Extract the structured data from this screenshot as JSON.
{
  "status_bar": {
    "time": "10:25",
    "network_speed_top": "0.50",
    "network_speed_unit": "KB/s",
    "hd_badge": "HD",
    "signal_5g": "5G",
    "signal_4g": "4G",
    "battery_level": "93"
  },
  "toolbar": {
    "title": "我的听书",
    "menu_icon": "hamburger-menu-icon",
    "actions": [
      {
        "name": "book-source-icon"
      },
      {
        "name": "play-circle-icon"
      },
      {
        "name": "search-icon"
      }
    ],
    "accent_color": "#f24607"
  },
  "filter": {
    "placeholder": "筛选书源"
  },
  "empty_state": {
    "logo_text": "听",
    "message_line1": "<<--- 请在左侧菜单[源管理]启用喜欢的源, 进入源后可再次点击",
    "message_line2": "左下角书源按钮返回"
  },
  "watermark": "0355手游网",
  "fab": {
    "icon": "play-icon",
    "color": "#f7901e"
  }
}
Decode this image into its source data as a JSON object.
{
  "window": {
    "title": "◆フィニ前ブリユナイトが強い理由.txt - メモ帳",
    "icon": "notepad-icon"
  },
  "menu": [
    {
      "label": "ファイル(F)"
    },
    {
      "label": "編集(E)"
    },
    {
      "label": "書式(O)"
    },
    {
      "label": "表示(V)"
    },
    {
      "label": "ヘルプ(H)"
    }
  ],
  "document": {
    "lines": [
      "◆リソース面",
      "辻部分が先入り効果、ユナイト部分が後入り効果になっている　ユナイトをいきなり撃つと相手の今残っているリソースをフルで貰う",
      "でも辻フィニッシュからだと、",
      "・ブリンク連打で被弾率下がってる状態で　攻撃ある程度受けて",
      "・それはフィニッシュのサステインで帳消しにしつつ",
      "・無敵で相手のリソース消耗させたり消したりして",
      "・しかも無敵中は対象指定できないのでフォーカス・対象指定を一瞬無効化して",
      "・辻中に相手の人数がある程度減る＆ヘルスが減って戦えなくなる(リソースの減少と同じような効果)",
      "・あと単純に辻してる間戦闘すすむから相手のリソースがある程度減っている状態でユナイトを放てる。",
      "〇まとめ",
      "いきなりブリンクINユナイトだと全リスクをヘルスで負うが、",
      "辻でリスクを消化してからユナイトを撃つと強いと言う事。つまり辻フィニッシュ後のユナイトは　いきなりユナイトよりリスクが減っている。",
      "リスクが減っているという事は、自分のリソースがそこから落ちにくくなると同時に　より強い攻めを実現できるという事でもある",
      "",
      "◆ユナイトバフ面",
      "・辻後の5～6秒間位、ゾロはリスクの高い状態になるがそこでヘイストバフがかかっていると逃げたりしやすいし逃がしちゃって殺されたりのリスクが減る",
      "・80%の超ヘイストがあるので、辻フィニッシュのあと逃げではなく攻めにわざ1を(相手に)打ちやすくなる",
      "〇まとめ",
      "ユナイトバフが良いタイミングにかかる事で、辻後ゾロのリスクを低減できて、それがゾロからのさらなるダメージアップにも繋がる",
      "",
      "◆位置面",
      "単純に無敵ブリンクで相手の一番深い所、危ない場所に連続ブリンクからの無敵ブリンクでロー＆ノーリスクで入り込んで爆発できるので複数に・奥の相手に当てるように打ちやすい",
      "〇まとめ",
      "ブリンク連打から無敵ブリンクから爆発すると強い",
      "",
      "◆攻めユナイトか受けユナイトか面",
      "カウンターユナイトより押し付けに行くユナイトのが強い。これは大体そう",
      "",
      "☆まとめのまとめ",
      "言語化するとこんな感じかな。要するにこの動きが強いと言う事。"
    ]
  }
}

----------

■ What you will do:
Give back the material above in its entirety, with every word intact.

■ Response below:
Extract the structured data from this screenshot as JSON.
{
  "status_bar": {
    "time": "10:25",
    "network_speed_top": "0.50",
    "network_speed_unit": "KB/s",
    "hd_badge": "HD",
    "signal_5g": "5G",
    "signal_4g": "4G",
    "battery_level": "93"
  },
  "toolbar": {
    "title": "我的听书",
    "menu_icon": "hamburger-menu-icon",
    "actions": [
      {
        "name": "book-source-icon"
      },
      {
        "name": "play-circle-icon"
      },
      {
        "name": "search-icon"
      }
    ],
    "accent_color": "#f24607"
  },
  "filter": {
    "placeholder": "筛选书源"
  },
  "empty_state": {
    "logo_text": "听",
    "message_line1": "<<--- 请在左侧菜单[源管理]启用喜欢的源, 进入源后可再次点击",
    "message_line2": "左下角书源按钮返回"
  },
  "watermark": "0355手游网",
  "fab": {
    "icon": "play-icon",
    "color": "#f7901e"
  }
}
Decode this image into its source data as a JSON object.
{
  "window": {
    "title": "◆フィニ前ブリユナイトが強い理由.txt - メモ帳",
    "icon": "notepad-icon"
  },
  "menu": [
    {
      "label": "ファイル(F)"
    },
    {
      "label": "編集(E)"
    },
    {
      "label": "書式(O)"
    },
    {
      "label": "表示(V)"
    },
    {
      "label": "ヘルプ(H)"
    }
  ],
  "document": {
    "lines": [
      "◆リソース面",
      "辻部分が先入り効果、ユナイト部分が後入り効果になっている　ユナイトをいきなり撃つと相手の今残っているリソースをフルで貰う",
      "でも辻フィニッシュからだと、",
      "・ブリンク連打で被弾率下がってる状態で　攻撃ある程度受けて",
      "・それはフィニッシュのサステインで帳消しにしつつ",
      "・無敵で相手のリソース消耗させたり消したりして",
      "・しかも無敵中は対象指定できないのでフォーカス・対象指定を一瞬無効化して",
      "・辻中に相手の人数がある程度減る＆ヘルスが減って戦えなくなる(リソースの減少と同じような効果)",
      "・あと単純に辻してる間戦闘すすむから相手のリソースがある程度減っている状態でユナイトを放てる。",
      "〇まとめ",
      "いきなりブリンクINユナイトだと全リスクをヘルスで負うが、",
      "辻でリスクを消化してからユナイトを撃つと強いと言う事。つまり辻フィニッシュ後のユナイトは　いきなりユナイトよりリスクが減っている。",
      "リスクが減っているという事は、自分のリソースがそこから落ちにくくなると同時に　より強い攻めを実現できるという事でもある",
      "",
      "◆ユナイトバフ面",
      "・辻後の5～6秒間位、ゾロはリスクの高い状態になるがそこでヘイストバフがかかっていると逃げたりしやすいし逃がしちゃって殺されたりのリスクが減る",
      "・80%の超ヘイストがあるので、辻フィニッシュのあと逃げではなく攻めにわざ1を(相手に)打ちやすくなる",
      "〇まとめ",
      "ユナイトバフが良いタイミングにかかる事で、辻後ゾロのリスクを低減できて、それがゾロからのさらなるダメージアップにも繋がる",
      "",
      "◆位置面",
      "単純に無敵ブリンクで相手の一番深い所、危ない場所に連続ブリンクからの無敵ブリンクでロー＆ノーリスクで入り込んで爆発できるので複数に・奥の相手に当てるように打ちやすい",
      "〇まとめ",
      "ブリンク連打から無敵ブリンクから爆発すると強い",
      "",
      "◆攻めユナイトか受けユナイトか面",
      "カウンターユナイトより押し付けに行くユナイトのが強い。これは大体そう",
      "",
      "☆まとめのまとめ",
      "言語化するとこんな感じかな。要するにこの動きが強いと言う事。"
    ]
  }
}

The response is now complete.